On Tuesday, President Barack Obama will deliver his annual State of the Union Address before Congress and the American people. While outlining his second term agenda, he does so against the backdrop of a sluggish economy that includes a depressed housing market and a mediocre jobs report for January -- only 157,000 new jobs added to the economy while unemployment ticked back up to 7.9 percent. However, there is a solution to America's continuing economic crisis: fuel from the small business community.
The nearly 22-million of America's smallest businesses -- the self-employed and micro-businesses -- stand ready to work alongside the president in generating sustainable growth for our economy. As the majority of the business community, our small businesses embody the real entrepreneurial spirit of America. Instead of standing in line at the unemployment office, we step out to create our own jobs while helping the economy improve at the same time. But the only way we can succeed, grow and expand -- and in turn help our national economy -- is with supportive public policies.
Unfortunately, the political and economic environment is sour at best for our smallest businesses even though we are the fastest growing economic sector. Roadblocks and barriers continue to stand in our way. Despite paying our taxes and contributing to the economy, we face enormous challenges compared to our corporate and employee counterparts we work alongside everyday. We need a level playing field that permits small and micro-businesses be competitive.
Any economic agenda proposed by President Obama Tuesday evening must include a robust plan for America's small business community. The status quo is no longer acceptable; we need an actionable plan that not only creates equity for our small business community, but ensures we have the tools and resources to flourish and help our nation's economy rebuild. It's not just sound economic policies needed for existing businesses to thrive and expand, but also self-employment training assistance and micro-lending programs that will foster the creation of new businesses.

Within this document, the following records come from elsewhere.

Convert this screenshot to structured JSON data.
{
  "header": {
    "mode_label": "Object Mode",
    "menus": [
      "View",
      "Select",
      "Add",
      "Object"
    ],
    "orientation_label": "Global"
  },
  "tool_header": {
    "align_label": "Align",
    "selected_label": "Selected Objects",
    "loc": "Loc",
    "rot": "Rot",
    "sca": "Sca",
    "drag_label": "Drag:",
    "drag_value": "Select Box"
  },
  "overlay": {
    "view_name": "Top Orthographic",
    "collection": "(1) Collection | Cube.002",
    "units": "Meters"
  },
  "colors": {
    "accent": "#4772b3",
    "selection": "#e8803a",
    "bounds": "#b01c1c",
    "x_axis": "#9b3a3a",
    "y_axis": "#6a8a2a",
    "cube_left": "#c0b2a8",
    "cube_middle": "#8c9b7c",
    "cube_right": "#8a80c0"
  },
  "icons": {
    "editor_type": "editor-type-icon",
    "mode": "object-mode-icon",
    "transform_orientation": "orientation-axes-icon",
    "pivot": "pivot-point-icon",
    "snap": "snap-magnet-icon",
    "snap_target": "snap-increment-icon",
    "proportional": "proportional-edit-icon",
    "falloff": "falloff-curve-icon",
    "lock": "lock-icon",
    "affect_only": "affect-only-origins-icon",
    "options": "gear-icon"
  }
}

The Treasury Department and Internal Revenue Service's decision to offer a simplified home office tax deduction will save millions of self-employed businesses time and money -- both of which will not only be reinvested in our businesses, but also in our economy. While a good start, we cannot stop there. Small businesses got a temporary taste of a health insurance tax deduction in 2011, but it was unfortunately eliminated despite its immense economic benefits. It should be reinstated. Expanding the Health Reimbursement Arrangements will allow self-employed business owners receive the same benefit as employees. To help new businesses get up and running, we must support and urge states to implement Self-Employment Assistance programs as part of their job training and work requirements for unemployment benefits. With only seven states currently offering this benefit, now is the time to direct the Department of Labor to get more on board.
The small business community isn't looking for broad legislative changes, rather minor tweaks to existing law that will go a long way to support our community. But, the economic and fiscal challenges remain stacked against us. Implementation of the upcoming health care reform law means additional taxes that threaten our bottom lines. An unfairly tilted individual and corporate tax structure puts us out of favor during tax time. And the pending spending cuts at federal level mean it's going to be more difficult to access credit and capital. Combined with the uncertainty of our nation's fiscal health, our smallest businesses are left wondering who's on our side.
The Dow Industrial Standard's recent peak above 14,000 may suggest better economic times ahead, but President Obama can take bold action now by partnering with America's small businesses who are ready to help rebuild our economy. We are a community that generates an average of a billion dollars annually for our national economy. It's not enough to say that we provide the economic fuel for our nation, but rather, when small businesses thrive, America thrives.